Exercise brief: Could you repeat the records below exactly, leaving the pictures out?

BEGIN

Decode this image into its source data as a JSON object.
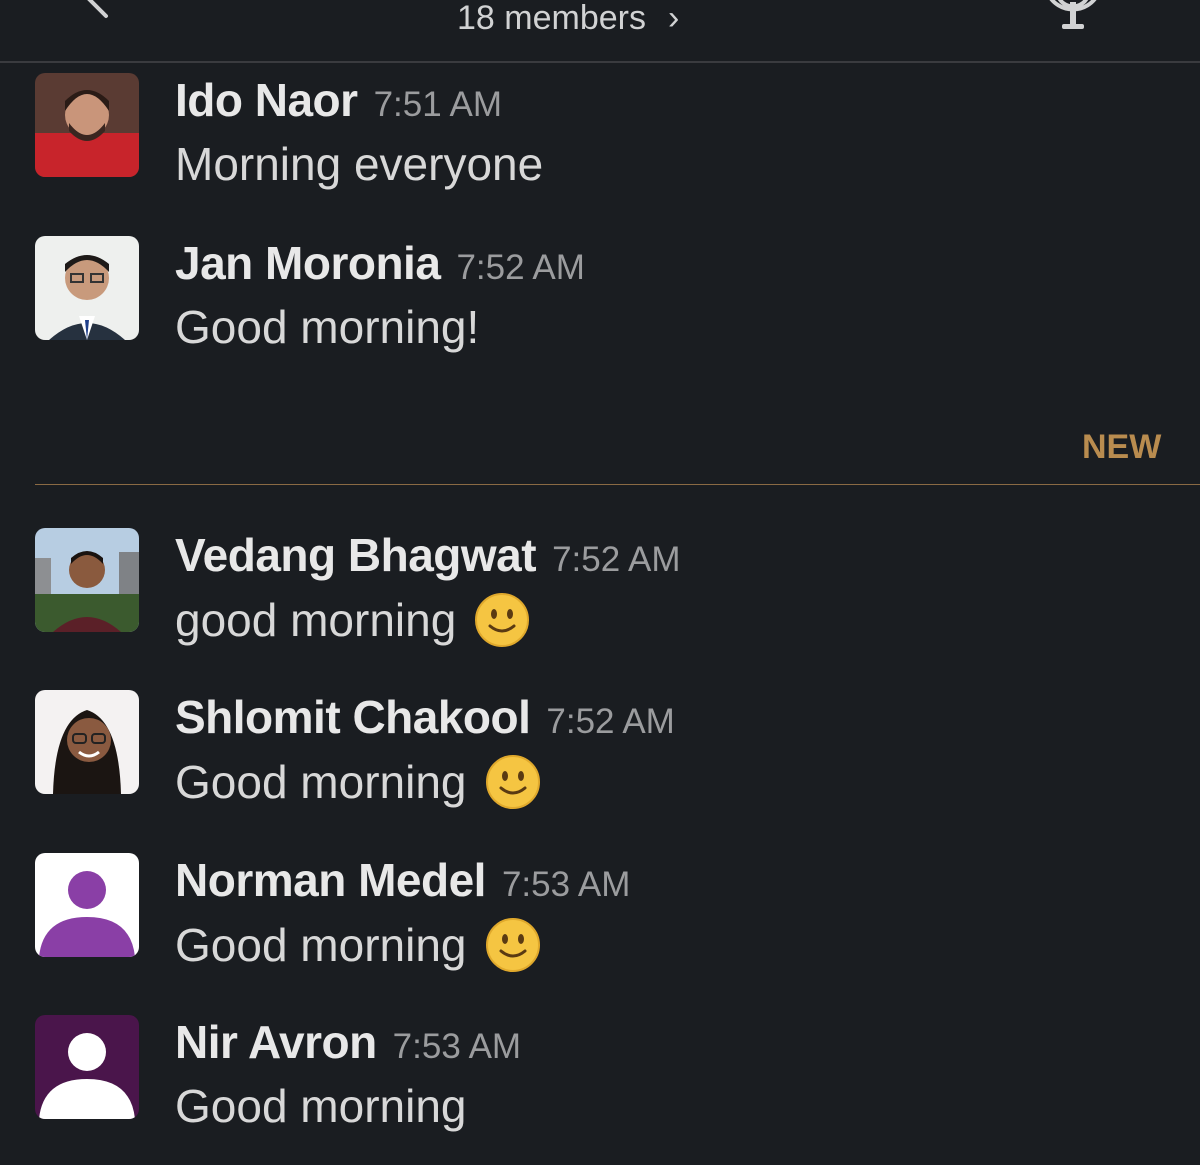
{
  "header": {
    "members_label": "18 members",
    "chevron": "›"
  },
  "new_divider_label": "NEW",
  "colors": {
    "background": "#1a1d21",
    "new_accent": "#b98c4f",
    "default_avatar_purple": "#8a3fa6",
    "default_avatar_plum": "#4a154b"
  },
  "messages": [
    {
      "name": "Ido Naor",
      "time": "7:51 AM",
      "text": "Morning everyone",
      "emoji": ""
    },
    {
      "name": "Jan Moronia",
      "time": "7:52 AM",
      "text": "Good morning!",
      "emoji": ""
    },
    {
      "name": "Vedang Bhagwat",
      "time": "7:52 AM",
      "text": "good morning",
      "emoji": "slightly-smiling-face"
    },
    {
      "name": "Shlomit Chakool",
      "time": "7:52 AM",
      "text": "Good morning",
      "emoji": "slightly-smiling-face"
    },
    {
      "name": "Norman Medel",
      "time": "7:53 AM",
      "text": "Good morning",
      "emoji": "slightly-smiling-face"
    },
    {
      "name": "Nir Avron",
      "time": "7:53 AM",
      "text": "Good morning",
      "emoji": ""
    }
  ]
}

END

Exercise response:
Decode this image into its source data as a JSON object.
{
  "header": {
    "members_label": "18 members",
    "chevron": "›"
  },
  "new_divider_label": "NEW",
  "colors": {
    "background": "#1a1d21",
    "new_accent": "#b98c4f",
    "default_avatar_purple": "#8a3fa6",
    "default_avatar_plum": "#4a154b"
  },
  "messages": [
    {
      "name": "Ido Naor",
      "time": "7:51 AM",
      "text": "Morning everyone",
      "emoji": ""
    },
    {
      "name": "Jan Moronia",
      "time": "7:52 AM",
      "text": "Good morning!",
      "emoji": ""
    },
    {
      "name": "Vedang Bhagwat",
      "time": "7:52 AM",
      "text": "good morning",
      "emoji": "slightly-smiling-face"
    },
    {
      "name": "Shlomit Chakool",
      "time": "7:52 AM",
      "text": "Good morning",
      "emoji": "slightly-smiling-face"
    },
    {
      "name": "Norman Medel",
      "time": "7:53 AM",
      "text": "Good morning",
      "emoji": "slightly-smiling-face"
    },
    {
      "name": "Nir Avron",
      "time": "7:53 AM",
      "text": "Good morning",
      "emoji": ""
    }
  ]
}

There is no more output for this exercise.